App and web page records
────

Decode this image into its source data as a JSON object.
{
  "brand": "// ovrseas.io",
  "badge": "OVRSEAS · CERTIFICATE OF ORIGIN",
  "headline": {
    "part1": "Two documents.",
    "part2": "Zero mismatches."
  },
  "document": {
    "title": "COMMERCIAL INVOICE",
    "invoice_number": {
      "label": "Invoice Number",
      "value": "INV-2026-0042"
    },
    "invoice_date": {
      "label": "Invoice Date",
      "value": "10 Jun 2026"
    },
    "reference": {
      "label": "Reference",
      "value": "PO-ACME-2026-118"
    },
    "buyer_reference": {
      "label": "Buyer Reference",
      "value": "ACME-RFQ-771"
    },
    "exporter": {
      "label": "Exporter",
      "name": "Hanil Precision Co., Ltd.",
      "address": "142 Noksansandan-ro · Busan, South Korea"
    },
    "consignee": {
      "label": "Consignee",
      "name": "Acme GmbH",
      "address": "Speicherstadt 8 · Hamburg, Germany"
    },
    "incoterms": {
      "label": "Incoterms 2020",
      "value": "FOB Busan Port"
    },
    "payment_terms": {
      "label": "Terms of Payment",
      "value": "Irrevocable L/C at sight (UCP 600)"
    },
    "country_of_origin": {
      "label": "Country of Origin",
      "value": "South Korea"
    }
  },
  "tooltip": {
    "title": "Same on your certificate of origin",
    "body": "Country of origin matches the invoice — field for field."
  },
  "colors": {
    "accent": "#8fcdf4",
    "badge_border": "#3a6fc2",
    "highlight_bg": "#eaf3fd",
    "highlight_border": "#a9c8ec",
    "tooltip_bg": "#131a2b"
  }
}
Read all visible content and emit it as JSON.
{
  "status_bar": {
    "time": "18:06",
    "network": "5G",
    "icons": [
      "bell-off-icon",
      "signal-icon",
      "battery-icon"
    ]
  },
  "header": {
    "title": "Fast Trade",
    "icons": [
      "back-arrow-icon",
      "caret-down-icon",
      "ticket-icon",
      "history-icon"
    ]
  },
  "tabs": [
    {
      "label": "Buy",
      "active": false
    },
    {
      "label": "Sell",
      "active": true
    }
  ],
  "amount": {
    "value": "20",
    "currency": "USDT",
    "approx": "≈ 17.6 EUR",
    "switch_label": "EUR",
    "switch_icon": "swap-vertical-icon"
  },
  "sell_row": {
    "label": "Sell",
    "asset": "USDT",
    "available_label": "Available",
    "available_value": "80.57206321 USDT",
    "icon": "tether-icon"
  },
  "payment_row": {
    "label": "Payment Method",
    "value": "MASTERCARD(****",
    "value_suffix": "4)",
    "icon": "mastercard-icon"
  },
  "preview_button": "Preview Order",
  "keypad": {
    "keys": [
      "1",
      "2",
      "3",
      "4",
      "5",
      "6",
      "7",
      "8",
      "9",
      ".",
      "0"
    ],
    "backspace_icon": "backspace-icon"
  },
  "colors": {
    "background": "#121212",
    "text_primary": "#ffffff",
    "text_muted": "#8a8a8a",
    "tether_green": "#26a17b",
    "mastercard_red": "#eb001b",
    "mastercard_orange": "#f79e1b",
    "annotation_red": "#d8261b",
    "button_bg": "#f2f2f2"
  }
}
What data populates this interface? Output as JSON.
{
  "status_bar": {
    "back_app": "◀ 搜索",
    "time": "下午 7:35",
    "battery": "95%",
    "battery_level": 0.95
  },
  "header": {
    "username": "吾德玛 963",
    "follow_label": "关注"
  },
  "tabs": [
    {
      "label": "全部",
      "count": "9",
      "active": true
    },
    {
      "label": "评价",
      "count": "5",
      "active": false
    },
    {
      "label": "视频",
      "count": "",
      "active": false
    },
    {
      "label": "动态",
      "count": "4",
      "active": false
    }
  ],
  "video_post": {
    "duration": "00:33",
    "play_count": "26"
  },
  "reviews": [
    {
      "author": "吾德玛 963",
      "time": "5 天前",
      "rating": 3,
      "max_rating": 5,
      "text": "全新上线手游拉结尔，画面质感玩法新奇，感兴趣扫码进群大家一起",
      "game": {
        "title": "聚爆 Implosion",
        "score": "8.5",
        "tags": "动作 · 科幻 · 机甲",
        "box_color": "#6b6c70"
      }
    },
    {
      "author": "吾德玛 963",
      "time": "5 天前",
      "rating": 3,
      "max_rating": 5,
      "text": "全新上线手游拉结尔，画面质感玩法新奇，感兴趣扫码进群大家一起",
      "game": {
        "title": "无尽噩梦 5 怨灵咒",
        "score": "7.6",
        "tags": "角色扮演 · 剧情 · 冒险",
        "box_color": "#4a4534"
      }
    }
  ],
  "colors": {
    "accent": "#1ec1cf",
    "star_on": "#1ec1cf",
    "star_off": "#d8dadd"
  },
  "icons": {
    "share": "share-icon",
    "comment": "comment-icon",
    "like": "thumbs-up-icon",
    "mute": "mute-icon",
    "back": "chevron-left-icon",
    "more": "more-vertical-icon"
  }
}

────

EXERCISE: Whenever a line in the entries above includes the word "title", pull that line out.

PROBLEM SOLUTION:
    "title": "COMMERCIAL INVOICE",
    "title": "Same on your certificate of origin",
    "title": "Fast Trade",
        "title": "聚爆 Implosion",
        "title": "无尽噩梦 5 怨灵咒",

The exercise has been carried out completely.